Which lines to output? The line containing "Enumerate this screenshot's" and every line after it in the data below, each copied exactly.

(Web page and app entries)
==================================================

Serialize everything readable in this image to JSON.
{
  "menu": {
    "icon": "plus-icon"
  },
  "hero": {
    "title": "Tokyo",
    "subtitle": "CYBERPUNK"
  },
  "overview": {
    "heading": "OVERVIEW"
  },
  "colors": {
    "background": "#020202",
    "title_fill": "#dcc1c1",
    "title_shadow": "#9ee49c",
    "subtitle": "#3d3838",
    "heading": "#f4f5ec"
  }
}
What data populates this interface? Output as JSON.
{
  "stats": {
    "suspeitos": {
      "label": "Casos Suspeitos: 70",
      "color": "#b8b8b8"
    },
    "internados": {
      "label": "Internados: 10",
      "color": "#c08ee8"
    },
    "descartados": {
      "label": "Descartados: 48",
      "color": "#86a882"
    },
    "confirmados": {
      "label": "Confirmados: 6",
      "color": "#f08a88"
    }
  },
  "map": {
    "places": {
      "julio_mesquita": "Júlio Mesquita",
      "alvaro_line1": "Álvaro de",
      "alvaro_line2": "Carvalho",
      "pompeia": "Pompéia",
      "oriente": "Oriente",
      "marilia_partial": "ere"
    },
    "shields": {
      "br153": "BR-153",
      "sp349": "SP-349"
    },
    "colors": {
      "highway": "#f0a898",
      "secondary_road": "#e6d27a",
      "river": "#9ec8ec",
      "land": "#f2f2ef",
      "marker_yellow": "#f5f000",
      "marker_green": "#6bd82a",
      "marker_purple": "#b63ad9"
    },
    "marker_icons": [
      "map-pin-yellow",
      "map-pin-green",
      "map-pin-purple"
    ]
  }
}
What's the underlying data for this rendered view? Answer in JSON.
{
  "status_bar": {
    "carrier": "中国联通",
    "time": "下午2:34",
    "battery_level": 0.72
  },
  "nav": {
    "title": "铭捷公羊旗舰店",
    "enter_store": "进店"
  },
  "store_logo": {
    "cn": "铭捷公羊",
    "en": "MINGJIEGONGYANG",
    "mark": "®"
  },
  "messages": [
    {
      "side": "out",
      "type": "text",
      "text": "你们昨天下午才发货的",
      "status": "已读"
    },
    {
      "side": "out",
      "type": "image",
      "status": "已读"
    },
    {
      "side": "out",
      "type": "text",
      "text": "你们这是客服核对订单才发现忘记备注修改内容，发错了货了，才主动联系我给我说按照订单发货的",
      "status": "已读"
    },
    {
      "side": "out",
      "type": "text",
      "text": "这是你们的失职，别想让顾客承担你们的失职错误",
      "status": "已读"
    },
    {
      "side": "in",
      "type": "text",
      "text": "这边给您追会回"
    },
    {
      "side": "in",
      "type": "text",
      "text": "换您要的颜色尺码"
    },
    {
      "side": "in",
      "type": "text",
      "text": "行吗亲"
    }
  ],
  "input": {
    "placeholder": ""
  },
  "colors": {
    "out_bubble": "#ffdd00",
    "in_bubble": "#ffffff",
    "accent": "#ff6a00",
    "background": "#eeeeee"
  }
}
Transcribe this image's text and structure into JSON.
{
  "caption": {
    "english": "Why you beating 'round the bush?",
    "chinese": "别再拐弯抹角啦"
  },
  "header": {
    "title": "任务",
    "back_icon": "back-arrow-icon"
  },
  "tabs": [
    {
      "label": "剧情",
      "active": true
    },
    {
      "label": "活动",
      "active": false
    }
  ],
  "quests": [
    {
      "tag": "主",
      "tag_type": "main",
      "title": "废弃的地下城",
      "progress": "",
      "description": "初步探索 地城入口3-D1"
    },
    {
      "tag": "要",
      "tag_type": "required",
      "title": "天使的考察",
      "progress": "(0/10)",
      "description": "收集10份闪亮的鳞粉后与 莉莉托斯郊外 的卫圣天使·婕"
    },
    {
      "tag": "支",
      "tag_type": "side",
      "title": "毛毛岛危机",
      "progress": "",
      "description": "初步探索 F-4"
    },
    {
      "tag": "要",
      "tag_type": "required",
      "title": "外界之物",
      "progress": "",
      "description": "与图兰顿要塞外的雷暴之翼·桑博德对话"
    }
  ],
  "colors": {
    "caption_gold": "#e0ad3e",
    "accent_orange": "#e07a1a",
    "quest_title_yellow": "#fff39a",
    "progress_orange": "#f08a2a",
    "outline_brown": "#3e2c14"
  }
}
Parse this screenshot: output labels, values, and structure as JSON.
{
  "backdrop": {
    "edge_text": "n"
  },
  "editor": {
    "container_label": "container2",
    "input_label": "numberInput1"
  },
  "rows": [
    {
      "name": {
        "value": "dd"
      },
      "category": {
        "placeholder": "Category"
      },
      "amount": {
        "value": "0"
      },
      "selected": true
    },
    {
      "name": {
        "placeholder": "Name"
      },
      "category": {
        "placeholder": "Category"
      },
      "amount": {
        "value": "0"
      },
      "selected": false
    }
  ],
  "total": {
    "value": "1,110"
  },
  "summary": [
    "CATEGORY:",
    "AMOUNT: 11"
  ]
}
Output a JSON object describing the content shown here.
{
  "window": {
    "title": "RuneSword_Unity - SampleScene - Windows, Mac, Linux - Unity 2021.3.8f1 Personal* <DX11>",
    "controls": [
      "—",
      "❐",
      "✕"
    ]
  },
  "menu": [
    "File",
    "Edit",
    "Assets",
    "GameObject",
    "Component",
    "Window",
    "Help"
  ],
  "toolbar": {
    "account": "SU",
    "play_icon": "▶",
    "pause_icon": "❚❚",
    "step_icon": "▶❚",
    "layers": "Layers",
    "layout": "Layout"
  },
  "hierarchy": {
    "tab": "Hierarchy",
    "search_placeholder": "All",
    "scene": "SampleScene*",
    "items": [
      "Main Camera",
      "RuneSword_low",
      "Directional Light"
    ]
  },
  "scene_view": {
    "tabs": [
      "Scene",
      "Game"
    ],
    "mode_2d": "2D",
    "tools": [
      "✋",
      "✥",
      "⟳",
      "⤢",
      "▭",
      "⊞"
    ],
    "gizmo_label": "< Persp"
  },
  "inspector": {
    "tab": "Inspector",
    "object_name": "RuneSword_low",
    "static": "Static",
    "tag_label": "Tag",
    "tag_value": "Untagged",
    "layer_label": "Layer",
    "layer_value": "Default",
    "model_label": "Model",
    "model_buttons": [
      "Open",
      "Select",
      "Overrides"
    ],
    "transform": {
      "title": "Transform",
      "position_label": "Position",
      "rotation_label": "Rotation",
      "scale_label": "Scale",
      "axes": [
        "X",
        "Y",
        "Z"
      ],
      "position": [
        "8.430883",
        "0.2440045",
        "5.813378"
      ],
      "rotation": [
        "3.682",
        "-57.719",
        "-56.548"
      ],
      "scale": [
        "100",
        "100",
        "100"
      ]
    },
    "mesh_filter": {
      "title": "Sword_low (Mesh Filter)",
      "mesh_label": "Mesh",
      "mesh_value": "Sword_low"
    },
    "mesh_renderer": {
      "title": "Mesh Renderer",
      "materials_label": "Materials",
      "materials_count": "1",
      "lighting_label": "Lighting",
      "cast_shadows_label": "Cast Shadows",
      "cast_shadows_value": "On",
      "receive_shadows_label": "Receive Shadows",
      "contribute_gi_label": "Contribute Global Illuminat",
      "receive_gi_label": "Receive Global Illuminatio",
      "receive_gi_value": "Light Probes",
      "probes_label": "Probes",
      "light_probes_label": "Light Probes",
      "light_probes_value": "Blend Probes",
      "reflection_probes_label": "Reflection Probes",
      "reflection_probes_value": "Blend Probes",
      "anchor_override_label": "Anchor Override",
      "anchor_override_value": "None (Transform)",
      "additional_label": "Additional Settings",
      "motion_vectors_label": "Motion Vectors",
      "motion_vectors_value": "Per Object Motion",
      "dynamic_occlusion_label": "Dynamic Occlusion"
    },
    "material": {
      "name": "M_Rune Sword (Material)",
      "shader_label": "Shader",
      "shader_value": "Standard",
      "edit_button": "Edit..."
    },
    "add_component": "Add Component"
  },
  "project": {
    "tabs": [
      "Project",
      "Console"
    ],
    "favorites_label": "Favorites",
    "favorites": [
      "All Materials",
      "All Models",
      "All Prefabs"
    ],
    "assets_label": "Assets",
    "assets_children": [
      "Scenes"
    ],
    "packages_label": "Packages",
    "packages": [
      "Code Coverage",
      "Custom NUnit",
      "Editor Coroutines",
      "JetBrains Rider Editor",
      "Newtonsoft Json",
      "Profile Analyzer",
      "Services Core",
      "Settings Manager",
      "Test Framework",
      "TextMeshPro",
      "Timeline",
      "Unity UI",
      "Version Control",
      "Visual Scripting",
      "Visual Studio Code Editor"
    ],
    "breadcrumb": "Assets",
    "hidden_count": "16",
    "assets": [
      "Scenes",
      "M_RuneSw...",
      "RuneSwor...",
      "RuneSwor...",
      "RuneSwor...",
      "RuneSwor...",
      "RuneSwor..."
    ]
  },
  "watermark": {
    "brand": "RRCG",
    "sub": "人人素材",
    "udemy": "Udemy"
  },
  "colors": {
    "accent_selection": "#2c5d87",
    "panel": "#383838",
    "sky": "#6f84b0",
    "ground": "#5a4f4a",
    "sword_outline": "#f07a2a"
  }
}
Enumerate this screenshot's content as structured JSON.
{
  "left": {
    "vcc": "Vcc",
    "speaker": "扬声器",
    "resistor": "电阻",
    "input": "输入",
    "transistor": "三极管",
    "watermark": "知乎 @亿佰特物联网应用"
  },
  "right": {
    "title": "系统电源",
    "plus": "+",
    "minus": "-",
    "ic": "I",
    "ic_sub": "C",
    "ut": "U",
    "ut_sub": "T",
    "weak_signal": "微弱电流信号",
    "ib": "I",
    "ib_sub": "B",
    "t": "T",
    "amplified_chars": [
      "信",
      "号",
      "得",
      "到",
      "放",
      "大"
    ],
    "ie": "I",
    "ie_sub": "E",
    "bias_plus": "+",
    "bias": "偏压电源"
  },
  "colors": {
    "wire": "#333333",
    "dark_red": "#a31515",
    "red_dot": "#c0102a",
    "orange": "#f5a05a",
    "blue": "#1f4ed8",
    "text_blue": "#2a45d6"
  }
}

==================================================

[EXERCISE ANSWER]:
Enumerate this screenshot's content as structured JSON.
{
  "left": {
    "vcc": "Vcc",
    "speaker": "扬声器",
    "resistor": "电阻",
    "input": "输入",
    "transistor": "三极管",
    "watermark": "知乎 @亿佰特物联网应用"
  },
  "right": {
    "title": "系统电源",
    "plus": "+",
    "minus": "-",
    "ic": "I",
    "ic_sub": "C",
    "ut": "U",
    "ut_sub": "T",
    "weak_signal": "微弱电流信号",
    "ib": "I",
    "ib_sub": "B",
    "t": "T",
    "amplified_chars": [
      "信",
      "号",
      "得",
      "到",
      "放",
      "大"
    ],
    "ie": "I",
    "ie_sub": "E",
    "bias_plus": "+",
    "bias": "偏压电源"
  },
  "colors": {
    "wire": "#333333",
    "dark_red": "#a31515",
    "red_dot": "#c0102a",
    "orange": "#f5a05a",
    "blue": "#1f4ed8",
    "text_blue": "#2a45d6"
  }
}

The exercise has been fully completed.